by Sharon H. Chang “The most disrespected person in America is the black woman. The most unprotected person in America is the black woman. The most neglected person in America is the black woman.” —Malcolm X Speakers call out and loud voices respond, rising behind a sea of black, orange, and white face coverings. “Protect … Continue reading Black Women and Girls Center Their Voices at #SayHerName March
by ChrisTiana ObeySumner I recently signed my first commercial lease and moved into my first solid office space. It is exciting to finally be able to create an environment that would mitigate barriers that made work process difficult for me in the past, (and inspired me to start consulting on intersectional disability justice).
by ChrisTiana ObeySumner Almost three years ago, I began my first business as a social equity consultant. I had been an advocate and community organizer for years before, fighting for intersectional disability issues. Recently, someone asked me what the most common question I received was. I shared that it was often a rambling thought containing … Continue reading Equity is the Engine: The “Pimp my Ride” Parable
by Emerald Staff Thurs., Oct. 10: Earshot Jazz Festival – Columbia City Performances The Earshot Jazz Festival 2019 has begun with performances in venues across town. The Royal Room and Columbia City Theater will collectively host performances beginning Thursday, October 10. Artists include, but are not limited to D’Vonne Lewis, Joe Doria, and Cole Schuster, … Continue reading THIS WEEK IN SOUTH SEATTLE — Earshot Jazz Festival, JUST Words Spoken Vol #2, Seattle’s QTPOC Music Scene, and More!
by Emerald Staff Editor’s note: THIS WEEKEND IN SOUTH SEATTLE (TWISS) has a new name! Read THIS WEEK IN SOUTH SEATTLE to find events throughout the entire week. Wed., May 15: KNKX Presents: Piano Starts Here: McCoy Tyner/Bill Evans Featuring: Ryan Burns, Matt Williams, Tim Kennedy, Alex Guilbert The Royal Room is All Ages until … Continue reading THIS WEEK IN SOUTH SEATTLE — Brown v. Board Turns 65, C-ID Happy Hour Food Walk, Haitian Flag Day Celebration, and more!
by ChrisTiana ObeySumner After more than a decade advocating for Intersectional Disability Justice, I received the honor of being voted the first Co-Chair of the Seattle Disabilities Commission who identifies as Black, Indigenous, or a Person of Color. Ever since, I have turbo-charged my advocacy and study of intersectional disability and fought for the amplification … Continue reading Black Autistics Exist: An Argument for Intersectional Disability Justice
by Aaron Burkhalter At age 9, Pamela Green waited in a grocery store parking lot, watching a house across the street.

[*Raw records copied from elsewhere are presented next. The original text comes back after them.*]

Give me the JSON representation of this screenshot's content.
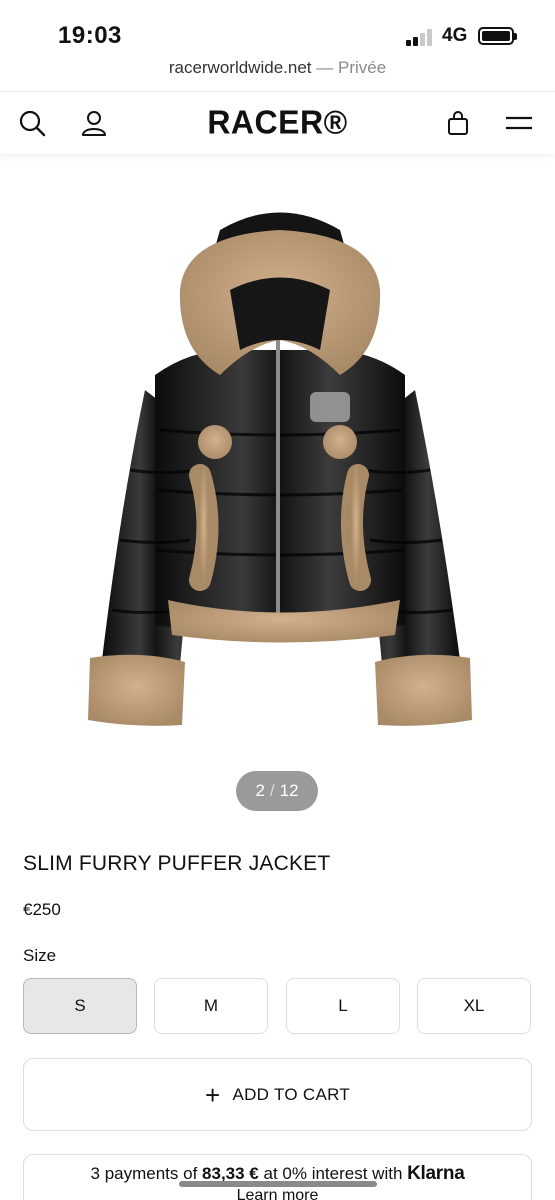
{
  "status_bar": {
    "time": "19:03",
    "network": "4G",
    "icons": [
      "signal-icon",
      "battery-icon"
    ]
  },
  "url_bar": {
    "domain": "racerworldwide.net",
    "separator": "—",
    "mode": "Privée"
  },
  "header": {
    "logo": "RACER®",
    "icons": [
      "search-icon",
      "account-icon",
      "cart-bag-icon",
      "menu-icon"
    ]
  },
  "gallery": {
    "current": "2",
    "separator": "/",
    "total": "12"
  },
  "product": {
    "title": "SLIM FURRY PUFFER JACKET",
    "price": "€250",
    "size_label": "Size",
    "sizes": [
      "S",
      "M",
      "L",
      "XL"
    ],
    "selected_size": "S"
  },
  "cart": {
    "add_label": "ADD TO CART"
  },
  "klarna": {
    "prefix": "3 payments of",
    "amount": "83,33 €",
    "suffix": "at 0% interest with",
    "brand": "Klarna",
    "learn_more": "Learn more"
  },
  "colors": {
    "text": "#111111",
    "border": "#dedede",
    "selected_bg": "#e7e7e7",
    "pager_bg": "#9a9a9a"
  }
}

A few men carried another man — covered in blood — out of the building. A woman followed behind with a machete in her hand.
by ChrisTiana ObeySumner A seemingly consistent rite of passage across the lived experience of Black Americans is the moment where one realizes that: 1) they are Black, and; 2) being Black is a problem. My first mini-rite of passage was in kindergarten. I was born in Anchorage, Alaska, and went to a predominantly White elementary … Continue reading Epiphanies of Blackness: An Unspoken Rite of Passage
by ChrisTiana ObeySummer To White folx who deny, or are unaware of, their privilege: Considering our Euro-Centric culture, government, and education system, I empathize being faced with a lifetime of misinformation and the subsequent schema change that must come from that epiphany. It is important to be mindful and knowledgeable about what people mean when … Continue reading Addressing White Privilege: An Open Letter and Call to Action
by ChrisTiana ObeySumner On a grey and rainy Saturday, concerned citizens, high school students, and organizational representatives from organizations like CAIR and Thrive Washington huddled together at BlackZone, a community space set aside for the Central District’s historically black population along the Rainier Avenue corridor.